Fiction is not true – it is made-up stories. These stories may have real people or real events, but the point at which an author begins adding made-up information, the piece becomes a work of fiction. For example, you might decide to write a story about Hurricane Katrina. You can set it on the Gulf Coast, use actual tracking data about the storm, and use pivotal personalities who were involved; however, once you add your own characters and introduce a creative plot line, the end result is fiction.
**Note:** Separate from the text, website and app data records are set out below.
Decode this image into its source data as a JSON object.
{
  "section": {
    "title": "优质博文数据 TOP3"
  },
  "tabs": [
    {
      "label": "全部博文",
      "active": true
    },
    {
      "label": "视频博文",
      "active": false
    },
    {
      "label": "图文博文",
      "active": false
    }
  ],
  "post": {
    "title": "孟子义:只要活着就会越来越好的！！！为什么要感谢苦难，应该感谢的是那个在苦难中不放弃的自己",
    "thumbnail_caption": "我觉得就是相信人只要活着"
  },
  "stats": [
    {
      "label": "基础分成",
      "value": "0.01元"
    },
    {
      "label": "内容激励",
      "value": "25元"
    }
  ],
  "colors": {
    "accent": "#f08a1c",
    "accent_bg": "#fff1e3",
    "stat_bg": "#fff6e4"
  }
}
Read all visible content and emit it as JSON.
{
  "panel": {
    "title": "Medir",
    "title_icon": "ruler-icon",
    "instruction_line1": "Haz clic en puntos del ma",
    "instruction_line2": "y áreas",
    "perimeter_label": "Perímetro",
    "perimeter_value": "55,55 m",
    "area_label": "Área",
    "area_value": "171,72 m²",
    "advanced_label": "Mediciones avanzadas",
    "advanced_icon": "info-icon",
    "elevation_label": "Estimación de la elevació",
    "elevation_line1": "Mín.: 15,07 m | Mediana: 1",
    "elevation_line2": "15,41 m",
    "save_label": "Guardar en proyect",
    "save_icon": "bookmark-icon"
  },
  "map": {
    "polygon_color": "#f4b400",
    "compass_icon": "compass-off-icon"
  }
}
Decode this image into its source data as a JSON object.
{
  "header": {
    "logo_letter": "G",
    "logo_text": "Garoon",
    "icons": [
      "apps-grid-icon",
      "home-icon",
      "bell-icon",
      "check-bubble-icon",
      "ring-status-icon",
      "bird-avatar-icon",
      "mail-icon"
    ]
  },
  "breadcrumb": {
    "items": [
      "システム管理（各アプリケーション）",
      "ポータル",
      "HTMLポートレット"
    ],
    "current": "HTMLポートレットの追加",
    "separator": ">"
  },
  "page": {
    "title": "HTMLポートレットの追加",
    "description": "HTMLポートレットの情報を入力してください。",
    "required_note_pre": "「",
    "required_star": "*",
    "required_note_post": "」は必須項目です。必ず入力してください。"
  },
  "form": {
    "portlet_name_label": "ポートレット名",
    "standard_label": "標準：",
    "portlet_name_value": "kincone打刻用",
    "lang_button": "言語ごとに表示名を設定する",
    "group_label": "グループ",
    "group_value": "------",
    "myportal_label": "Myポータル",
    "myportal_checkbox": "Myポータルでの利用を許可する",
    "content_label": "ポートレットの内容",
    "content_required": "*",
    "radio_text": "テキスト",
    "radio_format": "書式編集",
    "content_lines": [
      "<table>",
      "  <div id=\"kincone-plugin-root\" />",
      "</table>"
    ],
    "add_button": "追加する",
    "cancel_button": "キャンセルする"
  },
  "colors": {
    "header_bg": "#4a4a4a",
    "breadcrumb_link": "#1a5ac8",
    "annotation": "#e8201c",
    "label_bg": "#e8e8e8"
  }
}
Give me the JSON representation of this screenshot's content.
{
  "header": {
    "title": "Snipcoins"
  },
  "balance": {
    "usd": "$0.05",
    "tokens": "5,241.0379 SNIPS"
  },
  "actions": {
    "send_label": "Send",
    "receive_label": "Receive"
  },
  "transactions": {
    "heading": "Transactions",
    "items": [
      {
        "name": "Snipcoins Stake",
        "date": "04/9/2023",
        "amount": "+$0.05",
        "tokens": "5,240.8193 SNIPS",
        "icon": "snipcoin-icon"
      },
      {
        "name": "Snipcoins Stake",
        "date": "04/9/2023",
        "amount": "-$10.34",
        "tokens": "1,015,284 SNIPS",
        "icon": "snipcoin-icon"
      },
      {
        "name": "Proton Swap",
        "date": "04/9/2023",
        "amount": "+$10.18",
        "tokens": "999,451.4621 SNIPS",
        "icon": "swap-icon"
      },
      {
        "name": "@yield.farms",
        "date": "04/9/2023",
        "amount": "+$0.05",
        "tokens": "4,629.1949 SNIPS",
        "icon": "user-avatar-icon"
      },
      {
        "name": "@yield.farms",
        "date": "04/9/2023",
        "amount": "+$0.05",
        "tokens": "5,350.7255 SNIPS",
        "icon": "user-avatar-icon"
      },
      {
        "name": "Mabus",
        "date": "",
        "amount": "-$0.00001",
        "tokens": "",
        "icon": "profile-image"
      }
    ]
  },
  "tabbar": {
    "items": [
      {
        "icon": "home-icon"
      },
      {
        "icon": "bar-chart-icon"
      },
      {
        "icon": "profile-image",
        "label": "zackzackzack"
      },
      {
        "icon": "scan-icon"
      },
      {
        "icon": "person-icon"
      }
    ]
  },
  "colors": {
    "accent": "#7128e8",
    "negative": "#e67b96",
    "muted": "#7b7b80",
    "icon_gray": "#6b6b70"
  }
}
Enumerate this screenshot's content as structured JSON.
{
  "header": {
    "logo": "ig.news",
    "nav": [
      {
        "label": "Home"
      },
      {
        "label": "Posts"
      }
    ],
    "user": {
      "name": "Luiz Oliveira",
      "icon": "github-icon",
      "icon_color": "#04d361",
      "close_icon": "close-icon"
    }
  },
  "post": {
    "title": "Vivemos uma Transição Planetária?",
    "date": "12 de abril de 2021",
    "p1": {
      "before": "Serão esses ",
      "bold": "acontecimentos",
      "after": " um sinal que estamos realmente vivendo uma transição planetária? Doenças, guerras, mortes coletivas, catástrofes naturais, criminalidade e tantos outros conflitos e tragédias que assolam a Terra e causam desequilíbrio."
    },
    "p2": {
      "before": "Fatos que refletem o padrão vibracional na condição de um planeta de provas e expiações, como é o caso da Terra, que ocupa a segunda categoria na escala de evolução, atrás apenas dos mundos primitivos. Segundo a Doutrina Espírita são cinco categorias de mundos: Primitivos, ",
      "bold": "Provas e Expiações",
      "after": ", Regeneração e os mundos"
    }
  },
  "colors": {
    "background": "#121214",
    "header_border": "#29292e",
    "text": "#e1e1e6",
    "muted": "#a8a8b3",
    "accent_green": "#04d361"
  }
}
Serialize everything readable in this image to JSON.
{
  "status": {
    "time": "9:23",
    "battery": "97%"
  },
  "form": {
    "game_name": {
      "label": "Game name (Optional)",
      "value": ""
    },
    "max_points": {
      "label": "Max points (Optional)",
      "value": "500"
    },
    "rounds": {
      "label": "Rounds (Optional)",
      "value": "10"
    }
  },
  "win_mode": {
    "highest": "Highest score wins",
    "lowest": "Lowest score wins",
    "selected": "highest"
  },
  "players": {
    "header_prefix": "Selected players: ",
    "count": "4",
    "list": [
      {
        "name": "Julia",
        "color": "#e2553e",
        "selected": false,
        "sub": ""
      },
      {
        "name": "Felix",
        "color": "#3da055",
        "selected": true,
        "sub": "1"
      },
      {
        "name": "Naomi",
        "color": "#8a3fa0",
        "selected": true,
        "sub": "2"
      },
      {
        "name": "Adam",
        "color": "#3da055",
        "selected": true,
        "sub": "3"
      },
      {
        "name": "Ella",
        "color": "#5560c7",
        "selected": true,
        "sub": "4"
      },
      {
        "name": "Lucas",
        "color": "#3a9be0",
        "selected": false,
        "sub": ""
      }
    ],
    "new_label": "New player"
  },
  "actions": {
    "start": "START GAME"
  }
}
Like nonfiction, fiction breaks down into smaller categories, known as genres. The following is a good representation, but not complete, of types of fiction: romance, sci-fi, mystery, western, adventure, fantasy, comedy, horror, paranormal, and Christian. The definition of each genre is self-explanatory: mysteries have puzzles for someone to solve, romances are love stories, westerns are set in the west . . . and so on. But, and a very important “but” here, these genres become much more complex by having subgenres with specific guidelines.
Let’s look at the mystery genre. It is broken down into numerous subgenres. Amateur sleuth, caper, cozy, hardboiled, courtroom drama, police procedural, private detective, and whodunit are just a few of the many selections you’ll find on mystery bookshelves. To further complicate matters, in a subgenre such as amateur sleuth you’ll find series with main characters who are chefs, people with cats, writers, quilters, and antiques dealers who find themselves looped into one murder investigation after another with their areas of expertise serving as the connective tissue of the stories. As a mater of fact, some of our favorite fictional people fall into this category. Remember Father Dowling, Jessica Fletcher, and Miss Marple?
If you choose to write in a specific genre/subgenre, do your homework . . . familiarize yourself with its guidelines and follow them. Say you choose to write a cozy. This mystery subgenre expects:
- A main character who is a good person
- No graphic violence or explicit sex . . . slashing, gashing, and passionate bed-tumbling happen off-stage
- The setting to be in a small place . . . a country house, a snowed-in ski lodge, or isolated island
- Quirky supporting characters/murder suspects
- The author to lay out clues, including red herrings, so the reader can join in the game
- An ending where the murder is solved fairly and the “bad” people receive their just desserts
While the cozy is only one example, most subgenres come with their own particular guidelines as well. Of course, no one demands you follow these guidelines, but if someone chooses to read your genre fiction and he/she feels mislead or tricked . . . Reread column one: Link your name to a good, dependable reputation. A published writer pleases his/her agents, editors, and readers.
Once a fiction writer settles on a genre, his/her job still isn’t finished. Fiction also breaks down by length according to its word count. The following list may vary a little from publisher to publisher, but I think you’ll find it typical.
Flash Fiction – up to 1000 words
Short-Shorts – 1000 – 1700 words
Short Stories – up to 7500 words
Novellas – up to 20,000 words
Novels – up to 100,000 words
Epics – over 100,000 words
So as a fiction writer, besides choosing your subject before you start a story, you’ll probably need to have a length in mind, too. The topics for these columns have been straightforward so far, but in the world of fiction, writers find themselves with a multitude of choices. No wonder we become befuddled! While wading through these choices is overwhelming, it is also exciting. When you begin combining genres and subgenres, you are unleashing your creative spirit and fine-tuning a story that ultimately will be uniquely yours.
If you are interested in writing fiction, this column’s “step assignment” may be the most important one you do. Soon you’ll be asked to choose the story type you want to pursue for your writing piece in the next series of columns. Most likely you’ll choose a category you enjoy reading. My short-shorts and short stories have been included in mystery, literary, children’s, and Christian periodicals and anthologies. This is no surprise since these are the areas that I’ve been reading since I was a child.
Step Seven – Read different fiction genres/subgenres of varying lengths you think you’d like to write, write every day, and sign your name to it.